Extracted data entries:
:::
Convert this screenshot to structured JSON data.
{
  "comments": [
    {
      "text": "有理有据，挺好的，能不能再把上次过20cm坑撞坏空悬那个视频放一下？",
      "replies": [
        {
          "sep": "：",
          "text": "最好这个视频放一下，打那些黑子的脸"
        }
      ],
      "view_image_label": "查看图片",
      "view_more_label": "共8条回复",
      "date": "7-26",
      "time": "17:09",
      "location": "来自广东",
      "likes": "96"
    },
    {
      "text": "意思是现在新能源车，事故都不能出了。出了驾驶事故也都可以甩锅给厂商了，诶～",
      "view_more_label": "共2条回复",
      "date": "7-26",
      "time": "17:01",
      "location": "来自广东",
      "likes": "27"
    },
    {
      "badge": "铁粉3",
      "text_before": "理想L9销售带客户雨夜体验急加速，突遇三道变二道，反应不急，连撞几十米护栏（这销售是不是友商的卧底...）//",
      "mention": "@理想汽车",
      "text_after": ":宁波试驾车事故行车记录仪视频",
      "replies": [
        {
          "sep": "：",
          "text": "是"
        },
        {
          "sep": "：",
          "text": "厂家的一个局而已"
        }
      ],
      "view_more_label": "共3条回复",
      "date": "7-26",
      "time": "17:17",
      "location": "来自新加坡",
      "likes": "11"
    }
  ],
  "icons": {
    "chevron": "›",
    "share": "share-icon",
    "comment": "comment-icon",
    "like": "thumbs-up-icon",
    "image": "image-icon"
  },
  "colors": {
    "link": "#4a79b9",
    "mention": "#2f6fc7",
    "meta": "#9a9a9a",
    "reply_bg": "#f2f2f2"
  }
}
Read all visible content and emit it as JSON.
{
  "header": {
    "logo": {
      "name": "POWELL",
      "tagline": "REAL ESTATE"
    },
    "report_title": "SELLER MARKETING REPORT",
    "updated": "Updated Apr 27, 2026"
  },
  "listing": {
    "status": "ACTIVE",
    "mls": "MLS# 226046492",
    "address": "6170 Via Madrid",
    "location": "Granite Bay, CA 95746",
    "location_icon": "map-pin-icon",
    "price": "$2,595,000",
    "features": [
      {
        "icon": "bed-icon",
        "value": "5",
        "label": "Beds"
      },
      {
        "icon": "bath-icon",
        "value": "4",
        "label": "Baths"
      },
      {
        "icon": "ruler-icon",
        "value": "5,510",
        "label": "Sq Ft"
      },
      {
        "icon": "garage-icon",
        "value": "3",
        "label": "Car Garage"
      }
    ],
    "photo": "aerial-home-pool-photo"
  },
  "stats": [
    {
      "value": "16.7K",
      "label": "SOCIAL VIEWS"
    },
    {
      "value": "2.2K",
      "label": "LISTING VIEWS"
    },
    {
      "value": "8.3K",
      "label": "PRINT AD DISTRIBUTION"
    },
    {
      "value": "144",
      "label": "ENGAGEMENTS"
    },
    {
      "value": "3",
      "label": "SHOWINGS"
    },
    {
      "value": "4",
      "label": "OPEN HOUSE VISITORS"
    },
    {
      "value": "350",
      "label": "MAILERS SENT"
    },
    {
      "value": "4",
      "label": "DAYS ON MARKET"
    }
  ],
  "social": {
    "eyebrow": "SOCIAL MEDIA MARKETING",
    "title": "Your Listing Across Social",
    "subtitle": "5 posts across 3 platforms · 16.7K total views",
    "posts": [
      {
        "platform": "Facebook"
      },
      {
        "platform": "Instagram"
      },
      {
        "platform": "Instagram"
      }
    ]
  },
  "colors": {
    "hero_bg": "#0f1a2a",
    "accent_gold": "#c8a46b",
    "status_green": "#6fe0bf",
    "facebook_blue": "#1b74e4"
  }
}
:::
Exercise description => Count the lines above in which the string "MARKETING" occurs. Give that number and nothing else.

Output below => 2